[Try it] Report the lines of the data below that contain the string "JSON".

[Material for this task]
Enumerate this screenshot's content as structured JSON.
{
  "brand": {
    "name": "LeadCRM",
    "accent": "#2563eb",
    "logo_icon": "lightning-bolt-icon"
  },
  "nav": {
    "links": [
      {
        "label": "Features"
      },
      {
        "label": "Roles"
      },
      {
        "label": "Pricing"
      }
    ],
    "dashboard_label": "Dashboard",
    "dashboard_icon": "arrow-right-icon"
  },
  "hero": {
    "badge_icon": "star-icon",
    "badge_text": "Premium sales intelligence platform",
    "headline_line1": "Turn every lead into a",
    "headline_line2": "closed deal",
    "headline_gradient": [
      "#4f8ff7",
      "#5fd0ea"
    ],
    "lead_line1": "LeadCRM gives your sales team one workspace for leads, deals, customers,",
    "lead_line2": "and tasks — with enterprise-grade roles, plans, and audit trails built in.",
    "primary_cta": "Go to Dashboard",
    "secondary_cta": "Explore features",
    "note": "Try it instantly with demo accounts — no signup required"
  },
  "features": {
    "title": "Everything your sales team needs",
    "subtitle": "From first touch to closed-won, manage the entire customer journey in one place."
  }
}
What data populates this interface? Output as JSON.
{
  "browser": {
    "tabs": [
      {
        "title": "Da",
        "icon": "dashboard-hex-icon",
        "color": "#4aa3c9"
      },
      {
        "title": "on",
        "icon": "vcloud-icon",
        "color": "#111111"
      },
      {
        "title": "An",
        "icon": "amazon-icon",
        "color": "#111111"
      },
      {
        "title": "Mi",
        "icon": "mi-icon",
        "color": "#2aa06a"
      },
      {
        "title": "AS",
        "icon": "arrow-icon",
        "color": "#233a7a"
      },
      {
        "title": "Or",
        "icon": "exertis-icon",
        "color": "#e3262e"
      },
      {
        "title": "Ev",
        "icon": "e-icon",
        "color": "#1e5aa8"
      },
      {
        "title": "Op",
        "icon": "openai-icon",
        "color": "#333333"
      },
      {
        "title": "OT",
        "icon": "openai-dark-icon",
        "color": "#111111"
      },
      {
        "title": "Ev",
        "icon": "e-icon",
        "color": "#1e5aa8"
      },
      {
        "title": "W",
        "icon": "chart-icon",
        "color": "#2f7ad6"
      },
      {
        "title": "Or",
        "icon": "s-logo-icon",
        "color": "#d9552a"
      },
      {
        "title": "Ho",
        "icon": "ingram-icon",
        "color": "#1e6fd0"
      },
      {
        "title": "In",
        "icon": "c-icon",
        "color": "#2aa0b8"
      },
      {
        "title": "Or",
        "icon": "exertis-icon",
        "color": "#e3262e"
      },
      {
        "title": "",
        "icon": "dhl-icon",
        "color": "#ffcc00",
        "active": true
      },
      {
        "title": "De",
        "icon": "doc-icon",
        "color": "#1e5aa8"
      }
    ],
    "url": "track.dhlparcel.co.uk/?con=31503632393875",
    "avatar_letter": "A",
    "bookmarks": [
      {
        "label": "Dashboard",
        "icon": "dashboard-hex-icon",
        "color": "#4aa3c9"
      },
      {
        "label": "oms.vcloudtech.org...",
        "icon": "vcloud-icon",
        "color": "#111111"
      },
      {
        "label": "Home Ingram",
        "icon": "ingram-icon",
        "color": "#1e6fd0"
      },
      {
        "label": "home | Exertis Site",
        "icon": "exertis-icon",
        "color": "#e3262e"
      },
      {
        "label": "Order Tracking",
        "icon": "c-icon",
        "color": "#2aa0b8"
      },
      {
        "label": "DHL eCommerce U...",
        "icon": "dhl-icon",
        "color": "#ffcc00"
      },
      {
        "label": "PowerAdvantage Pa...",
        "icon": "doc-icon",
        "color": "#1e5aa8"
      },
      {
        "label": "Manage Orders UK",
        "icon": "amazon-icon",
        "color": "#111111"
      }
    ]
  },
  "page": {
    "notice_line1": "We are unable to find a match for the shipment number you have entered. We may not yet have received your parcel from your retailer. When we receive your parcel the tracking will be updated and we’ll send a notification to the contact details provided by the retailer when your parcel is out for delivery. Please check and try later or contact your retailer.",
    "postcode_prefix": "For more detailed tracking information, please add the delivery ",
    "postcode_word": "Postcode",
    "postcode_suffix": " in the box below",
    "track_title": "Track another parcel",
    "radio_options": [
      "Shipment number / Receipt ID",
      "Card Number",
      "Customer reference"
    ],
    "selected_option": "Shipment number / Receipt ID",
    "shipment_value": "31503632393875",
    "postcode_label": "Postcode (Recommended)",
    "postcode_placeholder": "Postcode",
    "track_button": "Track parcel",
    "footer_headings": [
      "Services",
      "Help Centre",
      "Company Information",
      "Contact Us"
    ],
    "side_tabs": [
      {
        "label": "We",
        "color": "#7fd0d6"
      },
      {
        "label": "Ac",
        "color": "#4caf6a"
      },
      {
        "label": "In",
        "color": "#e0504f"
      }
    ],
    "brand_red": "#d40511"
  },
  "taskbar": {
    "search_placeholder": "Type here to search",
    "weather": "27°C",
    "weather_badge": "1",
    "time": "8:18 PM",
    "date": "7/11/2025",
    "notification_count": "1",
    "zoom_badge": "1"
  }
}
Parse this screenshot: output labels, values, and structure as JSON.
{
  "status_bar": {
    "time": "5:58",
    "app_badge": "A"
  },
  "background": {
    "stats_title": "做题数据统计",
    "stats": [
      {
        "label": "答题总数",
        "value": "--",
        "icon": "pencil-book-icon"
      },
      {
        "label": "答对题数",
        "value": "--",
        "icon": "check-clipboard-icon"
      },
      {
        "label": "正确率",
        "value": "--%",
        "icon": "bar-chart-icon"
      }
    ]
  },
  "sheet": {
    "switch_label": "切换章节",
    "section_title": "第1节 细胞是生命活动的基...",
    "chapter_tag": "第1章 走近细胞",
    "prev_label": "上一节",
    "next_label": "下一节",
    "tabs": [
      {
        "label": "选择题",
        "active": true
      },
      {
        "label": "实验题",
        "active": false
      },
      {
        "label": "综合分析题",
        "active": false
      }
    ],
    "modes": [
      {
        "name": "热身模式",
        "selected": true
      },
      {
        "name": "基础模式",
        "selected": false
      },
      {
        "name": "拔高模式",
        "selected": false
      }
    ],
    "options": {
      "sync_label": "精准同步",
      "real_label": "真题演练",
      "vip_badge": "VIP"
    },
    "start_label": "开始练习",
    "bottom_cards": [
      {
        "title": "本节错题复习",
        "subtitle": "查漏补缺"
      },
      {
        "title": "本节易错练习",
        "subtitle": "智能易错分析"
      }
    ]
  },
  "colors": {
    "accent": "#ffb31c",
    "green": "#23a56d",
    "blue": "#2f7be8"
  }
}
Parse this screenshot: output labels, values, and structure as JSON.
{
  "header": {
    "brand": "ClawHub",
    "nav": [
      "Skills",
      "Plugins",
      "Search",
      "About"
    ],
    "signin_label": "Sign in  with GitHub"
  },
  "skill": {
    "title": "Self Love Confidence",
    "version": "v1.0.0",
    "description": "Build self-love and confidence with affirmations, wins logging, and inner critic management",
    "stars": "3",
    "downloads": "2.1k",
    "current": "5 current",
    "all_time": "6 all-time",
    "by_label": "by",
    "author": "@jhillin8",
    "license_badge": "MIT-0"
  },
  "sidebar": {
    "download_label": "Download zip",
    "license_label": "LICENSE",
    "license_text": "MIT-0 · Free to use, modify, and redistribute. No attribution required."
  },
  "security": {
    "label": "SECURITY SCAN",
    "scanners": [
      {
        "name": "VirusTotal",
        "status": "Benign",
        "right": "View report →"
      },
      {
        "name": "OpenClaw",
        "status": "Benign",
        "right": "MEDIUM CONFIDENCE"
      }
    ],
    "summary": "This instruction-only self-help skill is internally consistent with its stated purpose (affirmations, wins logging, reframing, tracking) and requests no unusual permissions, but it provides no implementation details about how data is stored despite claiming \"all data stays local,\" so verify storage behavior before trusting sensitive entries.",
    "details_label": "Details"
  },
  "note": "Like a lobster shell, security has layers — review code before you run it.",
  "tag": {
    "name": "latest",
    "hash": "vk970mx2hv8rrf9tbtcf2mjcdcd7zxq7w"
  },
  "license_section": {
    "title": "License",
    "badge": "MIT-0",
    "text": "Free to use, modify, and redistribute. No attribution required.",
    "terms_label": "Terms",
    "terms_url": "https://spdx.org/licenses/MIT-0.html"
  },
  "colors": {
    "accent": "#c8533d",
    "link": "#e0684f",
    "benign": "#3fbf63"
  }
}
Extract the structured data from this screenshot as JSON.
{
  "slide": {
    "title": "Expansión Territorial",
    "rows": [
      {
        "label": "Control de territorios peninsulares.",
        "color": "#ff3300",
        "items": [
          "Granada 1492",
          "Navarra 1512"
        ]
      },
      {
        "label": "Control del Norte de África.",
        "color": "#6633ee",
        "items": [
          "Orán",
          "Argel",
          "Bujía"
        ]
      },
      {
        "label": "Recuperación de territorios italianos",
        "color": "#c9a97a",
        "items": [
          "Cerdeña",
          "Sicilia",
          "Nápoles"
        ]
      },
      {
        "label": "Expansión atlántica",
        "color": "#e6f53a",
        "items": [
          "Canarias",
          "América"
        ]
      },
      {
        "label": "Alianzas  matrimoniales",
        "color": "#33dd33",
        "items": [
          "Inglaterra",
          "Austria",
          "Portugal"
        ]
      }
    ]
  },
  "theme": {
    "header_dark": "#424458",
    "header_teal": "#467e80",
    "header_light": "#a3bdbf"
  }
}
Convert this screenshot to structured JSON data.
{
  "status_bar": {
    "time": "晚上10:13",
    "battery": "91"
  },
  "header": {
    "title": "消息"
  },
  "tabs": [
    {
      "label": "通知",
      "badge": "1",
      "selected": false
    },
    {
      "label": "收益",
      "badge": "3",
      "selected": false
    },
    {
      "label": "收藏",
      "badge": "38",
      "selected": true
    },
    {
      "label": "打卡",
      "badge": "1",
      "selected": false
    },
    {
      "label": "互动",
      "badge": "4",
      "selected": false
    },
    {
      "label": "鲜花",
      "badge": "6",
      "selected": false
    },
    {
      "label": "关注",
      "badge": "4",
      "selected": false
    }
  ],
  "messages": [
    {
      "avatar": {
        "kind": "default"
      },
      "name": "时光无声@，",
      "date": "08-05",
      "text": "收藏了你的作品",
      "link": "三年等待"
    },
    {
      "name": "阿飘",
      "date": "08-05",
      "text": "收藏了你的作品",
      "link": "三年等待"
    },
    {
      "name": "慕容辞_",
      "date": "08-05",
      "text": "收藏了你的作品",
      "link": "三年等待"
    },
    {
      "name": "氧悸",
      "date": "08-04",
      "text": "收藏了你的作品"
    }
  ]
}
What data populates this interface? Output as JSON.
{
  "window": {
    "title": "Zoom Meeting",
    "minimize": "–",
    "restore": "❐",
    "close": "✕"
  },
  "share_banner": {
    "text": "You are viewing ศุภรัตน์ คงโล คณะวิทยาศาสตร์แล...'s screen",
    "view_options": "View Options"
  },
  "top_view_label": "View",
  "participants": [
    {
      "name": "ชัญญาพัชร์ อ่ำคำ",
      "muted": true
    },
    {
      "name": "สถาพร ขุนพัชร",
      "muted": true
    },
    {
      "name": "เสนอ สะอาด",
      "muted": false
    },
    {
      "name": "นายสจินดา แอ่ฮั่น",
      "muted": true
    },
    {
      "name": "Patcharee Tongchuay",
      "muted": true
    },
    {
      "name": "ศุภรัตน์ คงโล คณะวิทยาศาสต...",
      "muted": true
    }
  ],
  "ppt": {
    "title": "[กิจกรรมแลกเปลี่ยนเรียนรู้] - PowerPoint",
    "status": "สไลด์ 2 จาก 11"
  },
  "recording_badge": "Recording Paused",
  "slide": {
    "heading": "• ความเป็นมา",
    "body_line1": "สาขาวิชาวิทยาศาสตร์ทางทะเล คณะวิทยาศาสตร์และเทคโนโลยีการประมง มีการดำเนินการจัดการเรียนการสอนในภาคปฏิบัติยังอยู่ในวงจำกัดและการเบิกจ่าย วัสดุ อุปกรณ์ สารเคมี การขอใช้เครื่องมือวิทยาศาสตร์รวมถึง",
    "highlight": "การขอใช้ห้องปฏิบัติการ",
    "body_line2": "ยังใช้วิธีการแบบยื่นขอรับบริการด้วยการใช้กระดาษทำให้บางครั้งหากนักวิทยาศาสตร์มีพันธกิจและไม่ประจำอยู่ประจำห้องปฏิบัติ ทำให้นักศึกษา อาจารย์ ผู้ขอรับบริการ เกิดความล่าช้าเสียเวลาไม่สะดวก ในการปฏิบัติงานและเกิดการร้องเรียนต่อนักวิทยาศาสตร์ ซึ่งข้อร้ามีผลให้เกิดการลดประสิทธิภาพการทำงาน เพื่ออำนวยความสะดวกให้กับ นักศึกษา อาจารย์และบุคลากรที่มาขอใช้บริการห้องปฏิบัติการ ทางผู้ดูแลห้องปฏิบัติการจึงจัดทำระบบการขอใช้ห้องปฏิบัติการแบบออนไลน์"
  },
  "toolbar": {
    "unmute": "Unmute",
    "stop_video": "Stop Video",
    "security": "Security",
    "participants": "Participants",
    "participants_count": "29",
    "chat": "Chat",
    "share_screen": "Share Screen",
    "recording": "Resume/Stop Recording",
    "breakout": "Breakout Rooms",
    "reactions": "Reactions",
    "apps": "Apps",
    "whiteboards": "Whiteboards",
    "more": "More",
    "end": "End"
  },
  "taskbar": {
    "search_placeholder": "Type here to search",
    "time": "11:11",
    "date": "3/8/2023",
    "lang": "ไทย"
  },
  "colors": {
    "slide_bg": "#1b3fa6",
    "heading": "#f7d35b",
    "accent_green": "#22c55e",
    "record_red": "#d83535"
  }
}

[Your response]
Enumerate this screenshot's content as structured JSON.
What data populates this interface? Output as JSON.
Parse this screenshot: output labels, values, and structure as JSON.
Parse this screenshot: output labels, values, and structure as JSON.
Extract the structured data from this screenshot as JSON.
Convert this screenshot to structured JSON data.
What data populates this interface? Output as JSON.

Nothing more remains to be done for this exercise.